■ What the exercise asks ■
Reproduce the listing below exactly, except for its pictures.

■ Data supplied ■
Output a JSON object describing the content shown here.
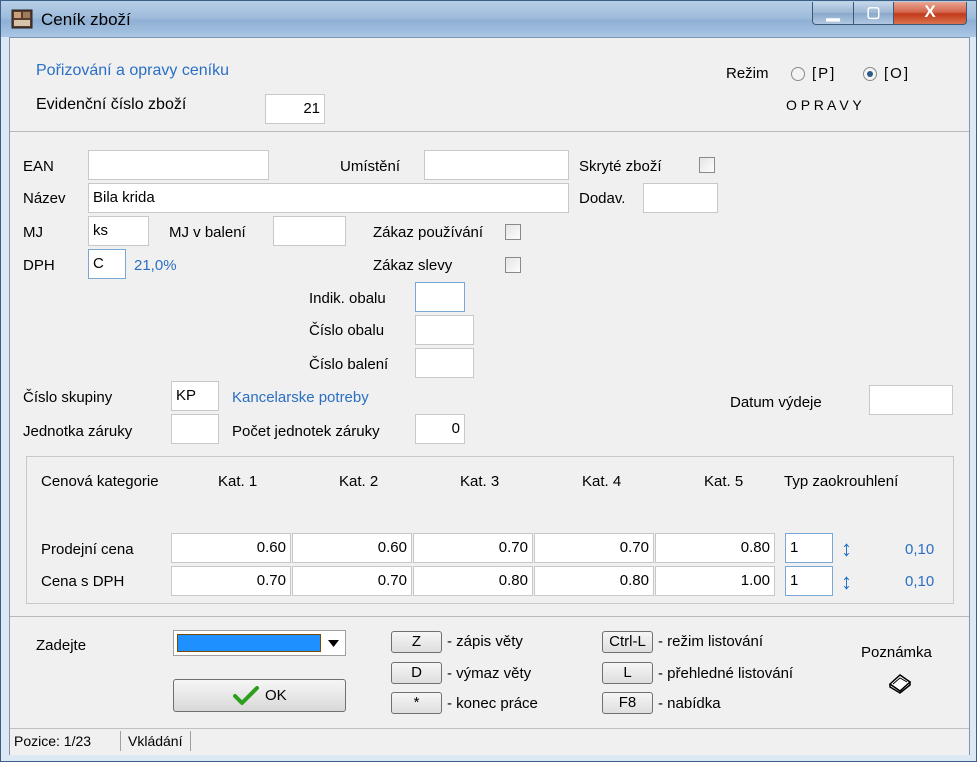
{
  "window": {
    "title": "Ceník zboží",
    "min_glyph": "▁",
    "max_glyph": "▢",
    "close_glyph": "X"
  },
  "header": {
    "heading": "Pořizování a opravy ceníku",
    "evid_label": "Evidenční číslo zboží",
    "evid_value": "21",
    "mode_label": "Režim",
    "mode_p": "[P]",
    "mode_o": "[O]",
    "mode_selected": "O",
    "mode_caption": "O P R A V Y"
  },
  "form": {
    "ean_label": "EAN",
    "ean_value": "",
    "umisteni_label": "Umístění",
    "umisteni_value": "",
    "skryte_label": "Skryté zboží",
    "nazev_label": "Název",
    "nazev_value": "Bila krida",
    "dodav_label": "Dodav.",
    "dodav_value": "",
    "mj_label": "MJ",
    "mj_value": "ks",
    "mjbal_label": "MJ v balení",
    "mjbal_value": "",
    "zakaz_pouz_label": "Zákaz používání",
    "dph_label": "DPH",
    "dph_value": "C",
    "dph_rate": "21,0%",
    "zakaz_slevy_label": "Zákaz slevy",
    "indik_obalu_label": "Indik. obalu",
    "indik_obalu_value": "",
    "cislo_obalu_label": "Číslo obalu",
    "cislo_obalu_value": "",
    "cislo_baleni_label": "Číslo balení",
    "cislo_baleni_value": "",
    "skupina_label": "Číslo skupiny",
    "skupina_value": "KP",
    "skupina_name": "Kancelarske potreby",
    "datum_label": "Datum výdeje",
    "datum_value": "",
    "jedn_zaruky_label": "Jednotka záruky",
    "jedn_zaruky_value": "",
    "pocet_jedn_label": "Počet jednotek záruky",
    "pocet_jedn_value": "0"
  },
  "prices": {
    "header_label": "Cenová kategorie",
    "categories": [
      "Kat. 1",
      "Kat. 2",
      "Kat. 3",
      "Kat. 4",
      "Kat. 5"
    ],
    "rounding_label": "Typ zaokrouhlení",
    "rows": [
      {
        "label": "Prodejní cena",
        "values": [
          "0.60",
          "0.60",
          "0.70",
          "0.70",
          "0.80"
        ],
        "round_type": "1",
        "round_value": "0,10"
      },
      {
        "label": "Cena s DPH",
        "values": [
          "0.70",
          "0.70",
          "0.80",
          "0.80",
          "1.00"
        ],
        "round_type": "1",
        "round_value": "0,10"
      }
    ],
    "updown_glyph": "↕"
  },
  "bottom": {
    "zadejte_label": "Zadejte",
    "ok_label": "OK",
    "keys": [
      {
        "key": "Z",
        "text": "- zápis věty"
      },
      {
        "key": "D",
        "text": "- výmaz věty"
      },
      {
        "key": "*",
        "text": "- konec práce"
      },
      {
        "key": "Ctrl-L",
        "text": "- režim listování"
      },
      {
        "key": "L",
        "text": "- přehledné listování"
      },
      {
        "key": "F8",
        "text": "- nabídka"
      }
    ],
    "note_label": "Poznámka"
  },
  "status": {
    "position": "Pozice: 1/23",
    "mode": "Vkládání"
  },
  "colors": {
    "accent_blue": "#2b6fc4",
    "dropdown_fill": "#1e90ff",
    "ok_check": "#2e9e1f"
  }
}
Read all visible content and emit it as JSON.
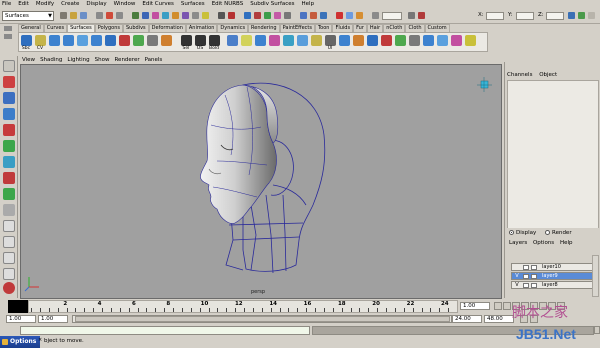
{
  "menubar": {
    "items": [
      "File",
      "Edit",
      "Modify",
      "Create",
      "Display",
      "Window",
      "Edit Curves",
      "Surfaces",
      "Edit NURBS",
      "Subdiv Surfaces",
      "Help"
    ]
  },
  "statusline": {
    "mode": "Surfaces",
    "x_label": "X:",
    "y_label": "Y:",
    "z_label": "Z:"
  },
  "shelf": {
    "tabs": [
      "General",
      "Curves",
      "Surfaces",
      "Polygons",
      "Subdivs",
      "Deformation",
      "Animation",
      "Dynamics",
      "Rendering",
      "PaintEffects",
      "Toon",
      "Fluids",
      "Fur",
      "Hair",
      "nCloth",
      "Cloth",
      "Custom"
    ],
    "active_tab": "Surfaces",
    "icon_labels": [
      "Sbc",
      "CV",
      "",
      "",
      "",
      "",
      "",
      "",
      "",
      "",
      "",
      "Sel",
      "OS",
      "Bold",
      "",
      "",
      "",
      "",
      "",
      "",
      "",
      "UI",
      "",
      "",
      "",
      "",
      "",
      "",
      "",
      "",
      "",
      "",
      ""
    ]
  },
  "viewport": {
    "menu": [
      "View",
      "Shading",
      "Lighting",
      "Show",
      "Renderer",
      "Panels"
    ],
    "camera_label": "persp",
    "axis_labels": {
      "x": "x",
      "y": "y",
      "z": "z"
    }
  },
  "channelbox": {
    "menu": [
      "Channels",
      "Object"
    ]
  },
  "layers": {
    "radio_display": "Display",
    "radio_render": "Render",
    "menu": [
      "Layers",
      "Options",
      "Help"
    ],
    "rows": [
      {
        "v": "",
        "name": "layer10",
        "selected": false
      },
      {
        "v": "V",
        "name": "layer9",
        "selected": true
      },
      {
        "v": "V",
        "name": "layer8",
        "selected": false
      }
    ]
  },
  "timeslider": {
    "ticks": [
      "2",
      "4",
      "6",
      "8",
      "10",
      "12",
      "14",
      "16",
      "18",
      "20",
      "22",
      "24"
    ],
    "current": "1.00"
  },
  "rangeslider": {
    "start": "1.00",
    "inner_start": "1.00",
    "inner_end": "24.00",
    "end": "48.00"
  },
  "helpline": {
    "options_label": "Options",
    "text": "bject to move."
  },
  "watermark": {
    "line1": "脚本之家",
    "line2": "JB51.Net"
  },
  "colors": {
    "accent": "#2b57b7",
    "viewport_bg": "#a0a0a0",
    "wire": "#2a2a9a",
    "layer_selected": "#5a8bd6"
  }
}
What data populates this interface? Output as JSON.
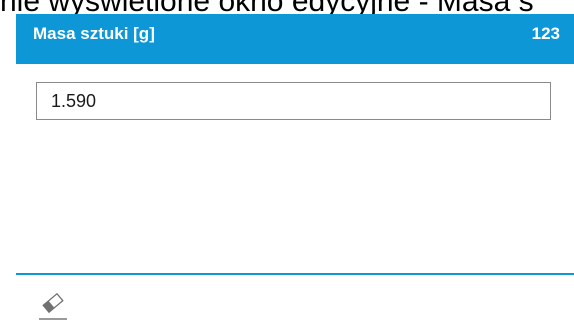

■ Task solution ■
Output a JSON object describing the content shown here.
{
  "window": {
    "title": "Ceník zboží",
    "min_glyph": "▁",
    "max_glyph": "▢",
    "close_glyph": "X"
  },
  "header": {
    "heading": "Pořizování a opravy ceníku",
    "evid_label": "Evidenční číslo zboží",
    "evid_value": "21",
    "mode_label": "Režim",
    "mode_p": "[P]",
    "mode_o": "[O]",
    "mode_selected": "O",
    "mode_caption": "O P R A V Y"
  },
  "form": {
    "ean_label": "EAN",
    "ean_value": "",
    "umisteni_label": "Umístění",
    "umisteni_value": "",
    "skryte_label": "Skryté zboží",
    "nazev_label": "Název",
    "nazev_value": "Bila krida",
    "dodav_label": "Dodav.",
    "dodav_value": "",
    "mj_label": "MJ",
    "mj_value": "ks",
    "mjbal_label": "MJ v balení",
    "mjbal_value": "",
    "zakaz_pouz_label": "Zákaz používání",
    "dph_label": "DPH",
    "dph_value": "C",
    "dph_rate": "21,0%",
    "zakaz_slevy_label": "Zákaz slevy",
    "indik_obalu_label": "Indik. obalu",
    "indik_obalu_value": "",
    "cislo_obalu_label": "Číslo obalu",
    "cislo_obalu_value": "",
    "cislo_baleni_label": "Číslo balení",
    "cislo_baleni_value": "",
    "skupina_label": "Číslo skupiny",
    "skupina_value": "KP",
    "skupina_name": "Kancelarske potreby",
    "datum_label": "Datum výdeje",
    "datum_value": "",
    "jedn_zaruky_label": "Jednotka záruky",
    "jedn_zaruky_value": "",
    "pocet_jedn_label": "Počet jednotek záruky",
    "pocet_jedn_value": "0"
  },
  "prices": {
    "header_label": "Cenová kategorie",
    "categories": [
      "Kat. 1",
      "Kat. 2",
      "Kat. 3",
      "Kat. 4",
      "Kat. 5"
    ],
    "rounding_label": "Typ zaokrouhlení",
    "rows": [
      {
        "label": "Prodejní cena",
        "values": [
          "0.60",
          "0.60",
          "0.70",
          "0.70",
          "0.80"
        ],
        "round_type": "1",
        "round_value": "0,10"
      },
      {
        "label": "Cena s DPH",
        "values": [
          "0.70",
          "0.70",
          "0.80",
          "0.80",
          "1.00"
        ],
        "round_type": "1",
        "round_value": "0,10"
      }
    ],
    "updown_glyph": "↕"
  },
  "bottom": {
    "zadejte_label": "Zadejte",
    "ok_label": "OK",
    "keys": [
      {
        "key": "Z",
        "text": "- zápis věty"
      },
      {
        "key": "D",
        "text": "- výmaz věty"
      },
      {
        "key": "*",
        "text": "- konec práce"
      },
      {
        "key": "Ctrl-L",
        "text": "- režim listování"
      },
      {
        "key": "L",
        "text": "- přehledné listování"
      },
      {
        "key": "F8",
        "text": "- nabídka"
      }
    ],
    "note_label": "Poznámka"
  },
  "status": {
    "position": "Pozice: 1/23",
    "mode": "Vkládání"
  },
  "colors": {
    "accent_blue": "#2b6fc4",
    "dropdown_fill": "#1e90ff",
    "ok_check": "#2e9e1f"
  }
}
Read all visible content and emit it as JSON.
{
  "menubar": {
    "items": [
      "File",
      "Edit",
      "Modify",
      "Create",
      "Display",
      "Window",
      "Edit Curves",
      "Surfaces",
      "Edit NURBS",
      "Subdiv Surfaces",
      "Help"
    ]
  },
  "statusline": {
    "mode": "Surfaces",
    "x_label": "X:",
    "y_label": "Y:",
    "z_label": "Z:"
  },
  "shelf": {
    "tabs": [
      "General",
      "Curves",
      "Surfaces",
      "Polygons",
      "Subdivs",
      "Deformation",
      "Animation",
      "Dynamics",
      "Rendering",
      "PaintEffects",
      "Toon",
      "Fluids",
      "Fur",
      "Hair",
      "nCloth",
      "Cloth",
      "Custom"
    ],
    "active_tab": "Surfaces",
    "icon_labels": [
      "Sbc",
      "CV",
      "",
      "",
      "",
      "",
      "",
      "",
      "",
      "",
      "",
      "Sel",
      "OS",
      "Bold",
      "",
      "",
      "",
      "",
      "",
      "",
      "",
      "UI",
      "",
      "",
      "",
      "",
      "",
      "",
      "",
      "",
      "",
      "",
      ""
    ]
  },
  "viewport": {
    "menu": [
      "View",
      "Shading",
      "Lighting",
      "Show",
      "Renderer",
      "Panels"
    ],
    "camera_label": "persp",
    "axis_labels": {
      "x": "x",
      "y": "y",
      "z": "z"
    }
  },
  "channelbox": {
    "menu": [
      "Channels",
      "Object"
    ]
  },
  "layers": {
    "radio_display": "Display",
    "radio_render": "Render",
    "menu": [
      "Layers",
      "Options",
      "Help"
    ],
    "rows": [
      {
        "v": "",
        "name": "layer10",
        "selected": false
      },
      {
        "v": "V",
        "name": "layer9",
        "selected": true
      },
      {
        "v": "V",
        "name": "layer8",
        "selected": false
      }
    ]
  },
  "timeslider": {
    "ticks": [
      "2",
      "4",
      "6",
      "8",
      "10",
      "12",
      "14",
      "16",
      "18",
      "20",
      "22",
      "24"
    ],
    "current": "1.00"
  },
  "rangeslider": {
    "start": "1.00",
    "inner_start": "1.00",
    "inner_end": "24.00",
    "end": "48.00"
  },
  "helpline": {
    "options_label": "Options",
    "text": "bject to move."
  },
  "watermark": {
    "line1": "脚本之家",
    "line2": "JB51.Net"
  },
  "colors": {
    "accent": "#2b57b7",
    "viewport_bg": "#a0a0a0",
    "wire": "#2a2a9a",
    "layer_selected": "#5a8bd6"
  }
}
What data populates this interface? Output as JSON.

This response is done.